“You are a sculptor. You climb a great ladder; you pour grease all over a growing longleaf pine. Next, you build a hollow cylinder like a cofferdam around the entire pine, and grease its inside walls. You climb your ladder and spend the next week pouring wet plaster into the cofferdam… Now open the walls of the dam, split the plaster, saw down the tree, remove it, discard, and your intricate sculpture is ready: this is the shape of part of the air.”
(From Annie Dillard’s Pilgrim at Tinker Creek)
This expression is not very common in writing; however, here you can see how “you” perspective captures readers’ attention right from the beginning of the excerpt, giving an impression of a dialogue between the speaker and readers.
Third Person Perspective
The third person perspective uses “he, she, it and they.” It is a very common method of narration such as,
“It was a bright cold day in April, and the clocks were striking thirteen.”
(From George Orwell’s 1984)
“He is just what a young man ought to be,” said she, “sensible, good humored, lively; and I never saw such happy manners! — so much ease, with such perfect good breeding!
(From Jane Austen’s Pride and Prejudice)
“It was a dark and stormy night; the rain fell in torrents, except at occasional intervals, when it was checked by a violent gust of wind which swept up the streets.”
(From Edward George Bulwer-Lytton’s Paul Clifford)
In these instances, readers can only know what is happening but cannot know the feelings and thoughts of characters.
Third Person Perspective has three major types including:
- Third Person Objective – An impersonal recorder or neutral observer narrates the facts or details to the readers.
- Third Person Omniscient – In third person omniscient, a narrator reports the facts as well as interprets and relates the thoughts of a character.
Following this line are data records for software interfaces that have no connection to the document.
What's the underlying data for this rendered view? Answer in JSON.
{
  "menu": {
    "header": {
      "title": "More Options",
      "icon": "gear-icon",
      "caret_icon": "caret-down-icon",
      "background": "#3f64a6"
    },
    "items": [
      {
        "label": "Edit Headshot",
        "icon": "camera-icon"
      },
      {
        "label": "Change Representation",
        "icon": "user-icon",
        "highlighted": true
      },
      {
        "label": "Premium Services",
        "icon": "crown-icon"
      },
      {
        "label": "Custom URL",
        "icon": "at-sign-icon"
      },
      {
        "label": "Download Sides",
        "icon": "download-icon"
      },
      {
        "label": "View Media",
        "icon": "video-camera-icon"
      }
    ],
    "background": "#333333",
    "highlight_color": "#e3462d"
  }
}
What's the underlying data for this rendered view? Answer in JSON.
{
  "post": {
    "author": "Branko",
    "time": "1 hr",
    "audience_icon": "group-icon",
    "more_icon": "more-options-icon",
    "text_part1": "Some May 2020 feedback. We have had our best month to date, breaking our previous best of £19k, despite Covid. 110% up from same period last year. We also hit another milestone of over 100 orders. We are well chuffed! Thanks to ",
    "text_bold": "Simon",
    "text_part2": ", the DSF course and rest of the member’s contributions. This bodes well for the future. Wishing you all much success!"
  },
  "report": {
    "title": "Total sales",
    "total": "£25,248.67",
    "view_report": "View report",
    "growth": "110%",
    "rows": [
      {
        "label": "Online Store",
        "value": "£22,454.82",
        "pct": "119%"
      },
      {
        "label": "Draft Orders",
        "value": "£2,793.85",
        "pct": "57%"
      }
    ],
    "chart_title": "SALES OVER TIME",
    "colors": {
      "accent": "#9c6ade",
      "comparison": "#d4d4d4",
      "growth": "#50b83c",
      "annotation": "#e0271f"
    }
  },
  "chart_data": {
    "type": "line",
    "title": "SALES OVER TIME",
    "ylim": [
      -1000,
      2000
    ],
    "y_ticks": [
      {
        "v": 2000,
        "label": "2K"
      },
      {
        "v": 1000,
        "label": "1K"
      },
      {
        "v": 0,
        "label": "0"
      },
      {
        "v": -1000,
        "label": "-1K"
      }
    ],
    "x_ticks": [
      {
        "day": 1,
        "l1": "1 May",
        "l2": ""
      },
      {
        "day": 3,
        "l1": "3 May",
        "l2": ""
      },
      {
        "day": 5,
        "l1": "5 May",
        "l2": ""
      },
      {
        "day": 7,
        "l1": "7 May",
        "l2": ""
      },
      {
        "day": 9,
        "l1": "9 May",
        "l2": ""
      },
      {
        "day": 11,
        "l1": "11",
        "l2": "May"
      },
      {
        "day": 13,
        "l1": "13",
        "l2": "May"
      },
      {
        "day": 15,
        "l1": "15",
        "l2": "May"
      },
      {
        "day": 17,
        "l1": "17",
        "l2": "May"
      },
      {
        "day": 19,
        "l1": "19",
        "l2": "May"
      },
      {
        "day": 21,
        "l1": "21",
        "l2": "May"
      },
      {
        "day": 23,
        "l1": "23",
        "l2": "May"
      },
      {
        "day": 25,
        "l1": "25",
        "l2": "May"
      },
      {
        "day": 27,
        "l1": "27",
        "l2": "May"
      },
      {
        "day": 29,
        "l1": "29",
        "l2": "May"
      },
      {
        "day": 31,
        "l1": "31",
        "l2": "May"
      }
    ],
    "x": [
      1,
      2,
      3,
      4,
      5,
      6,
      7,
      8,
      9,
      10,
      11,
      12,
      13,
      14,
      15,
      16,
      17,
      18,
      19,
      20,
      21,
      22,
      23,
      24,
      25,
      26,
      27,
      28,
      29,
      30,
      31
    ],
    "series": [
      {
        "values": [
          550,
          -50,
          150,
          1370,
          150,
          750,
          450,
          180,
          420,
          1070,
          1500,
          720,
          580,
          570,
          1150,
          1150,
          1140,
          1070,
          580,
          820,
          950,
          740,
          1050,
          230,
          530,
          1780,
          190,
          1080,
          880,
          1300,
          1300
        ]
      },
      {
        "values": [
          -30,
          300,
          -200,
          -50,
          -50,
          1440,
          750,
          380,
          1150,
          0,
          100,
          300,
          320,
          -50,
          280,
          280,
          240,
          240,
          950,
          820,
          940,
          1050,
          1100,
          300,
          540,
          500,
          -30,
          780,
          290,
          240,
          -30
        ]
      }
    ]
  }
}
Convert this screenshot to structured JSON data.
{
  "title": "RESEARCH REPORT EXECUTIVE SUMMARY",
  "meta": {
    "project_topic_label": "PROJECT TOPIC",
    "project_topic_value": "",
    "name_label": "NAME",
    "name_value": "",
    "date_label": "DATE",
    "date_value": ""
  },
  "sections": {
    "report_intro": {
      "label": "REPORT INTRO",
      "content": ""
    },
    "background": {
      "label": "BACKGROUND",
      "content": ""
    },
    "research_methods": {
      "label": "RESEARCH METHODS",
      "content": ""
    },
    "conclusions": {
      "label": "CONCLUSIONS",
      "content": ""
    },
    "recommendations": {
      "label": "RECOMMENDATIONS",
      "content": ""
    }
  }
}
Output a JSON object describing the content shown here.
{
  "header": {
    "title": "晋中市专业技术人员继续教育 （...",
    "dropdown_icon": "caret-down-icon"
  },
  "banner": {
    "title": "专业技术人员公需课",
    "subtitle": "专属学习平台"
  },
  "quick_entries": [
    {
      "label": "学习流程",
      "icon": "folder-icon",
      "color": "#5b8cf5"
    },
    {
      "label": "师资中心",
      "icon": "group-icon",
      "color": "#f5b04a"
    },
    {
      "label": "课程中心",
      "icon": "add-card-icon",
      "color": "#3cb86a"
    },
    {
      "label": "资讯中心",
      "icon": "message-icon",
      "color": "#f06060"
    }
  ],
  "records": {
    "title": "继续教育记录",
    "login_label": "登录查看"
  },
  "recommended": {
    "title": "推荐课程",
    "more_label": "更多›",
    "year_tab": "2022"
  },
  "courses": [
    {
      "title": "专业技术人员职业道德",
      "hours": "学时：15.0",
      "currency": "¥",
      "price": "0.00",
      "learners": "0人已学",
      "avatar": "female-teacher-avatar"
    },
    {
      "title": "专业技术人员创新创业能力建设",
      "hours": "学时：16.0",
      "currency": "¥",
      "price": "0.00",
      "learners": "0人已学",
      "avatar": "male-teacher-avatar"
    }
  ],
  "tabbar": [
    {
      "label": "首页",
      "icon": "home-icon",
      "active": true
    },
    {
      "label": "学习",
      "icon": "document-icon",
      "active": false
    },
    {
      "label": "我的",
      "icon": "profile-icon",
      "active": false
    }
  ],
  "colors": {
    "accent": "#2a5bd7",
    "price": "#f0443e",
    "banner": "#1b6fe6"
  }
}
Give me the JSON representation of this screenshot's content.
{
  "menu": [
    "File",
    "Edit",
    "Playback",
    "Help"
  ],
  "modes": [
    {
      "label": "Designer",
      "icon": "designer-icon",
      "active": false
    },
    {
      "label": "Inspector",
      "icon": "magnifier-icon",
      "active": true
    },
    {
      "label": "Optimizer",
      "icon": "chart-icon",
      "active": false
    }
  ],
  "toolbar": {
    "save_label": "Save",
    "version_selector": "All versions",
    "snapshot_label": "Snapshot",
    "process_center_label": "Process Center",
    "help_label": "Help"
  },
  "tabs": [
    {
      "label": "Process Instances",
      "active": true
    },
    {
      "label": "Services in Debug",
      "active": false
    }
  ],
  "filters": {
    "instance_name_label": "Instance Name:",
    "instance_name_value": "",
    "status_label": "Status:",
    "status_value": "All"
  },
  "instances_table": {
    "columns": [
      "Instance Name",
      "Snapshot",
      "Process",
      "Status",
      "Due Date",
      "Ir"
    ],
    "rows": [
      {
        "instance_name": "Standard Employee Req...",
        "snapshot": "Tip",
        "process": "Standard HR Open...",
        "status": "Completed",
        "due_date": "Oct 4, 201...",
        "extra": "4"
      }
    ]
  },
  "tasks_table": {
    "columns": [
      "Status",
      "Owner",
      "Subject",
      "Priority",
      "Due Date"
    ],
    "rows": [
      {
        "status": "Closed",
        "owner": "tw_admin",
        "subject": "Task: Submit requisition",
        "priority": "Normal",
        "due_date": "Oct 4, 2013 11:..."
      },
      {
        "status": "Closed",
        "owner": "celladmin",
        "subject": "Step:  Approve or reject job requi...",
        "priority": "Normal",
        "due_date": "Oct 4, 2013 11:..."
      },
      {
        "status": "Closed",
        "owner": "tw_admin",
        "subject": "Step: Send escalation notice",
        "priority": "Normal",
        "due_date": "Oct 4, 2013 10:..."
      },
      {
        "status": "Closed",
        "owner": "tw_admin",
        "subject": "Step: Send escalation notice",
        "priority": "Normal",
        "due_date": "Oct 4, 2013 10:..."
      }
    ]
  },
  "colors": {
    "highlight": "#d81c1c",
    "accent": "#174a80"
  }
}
It is a very popular technique of storytelling, such as George Eliot’s Middle March and E.B White’s Charlotte’s Web are good examples of third person omniscient.
- Third Person Limited – In this type of perspective, a narrator reports and interprets the facts and events from a single character’s perspective such as Katherine Mansfield has used the same perspective in her short story Miss Brill.
Function of Perspective
Perspective is the most important literary tool for writers. Choosing an effective perspective helps them find out a right voice for their narratives. When readers can identify with their narrators, they can get detailed information about everything. Perspective also adds dimension to the literary works. Furthermore, the writers often mix different viewpoints between alternating characters, scenes and events.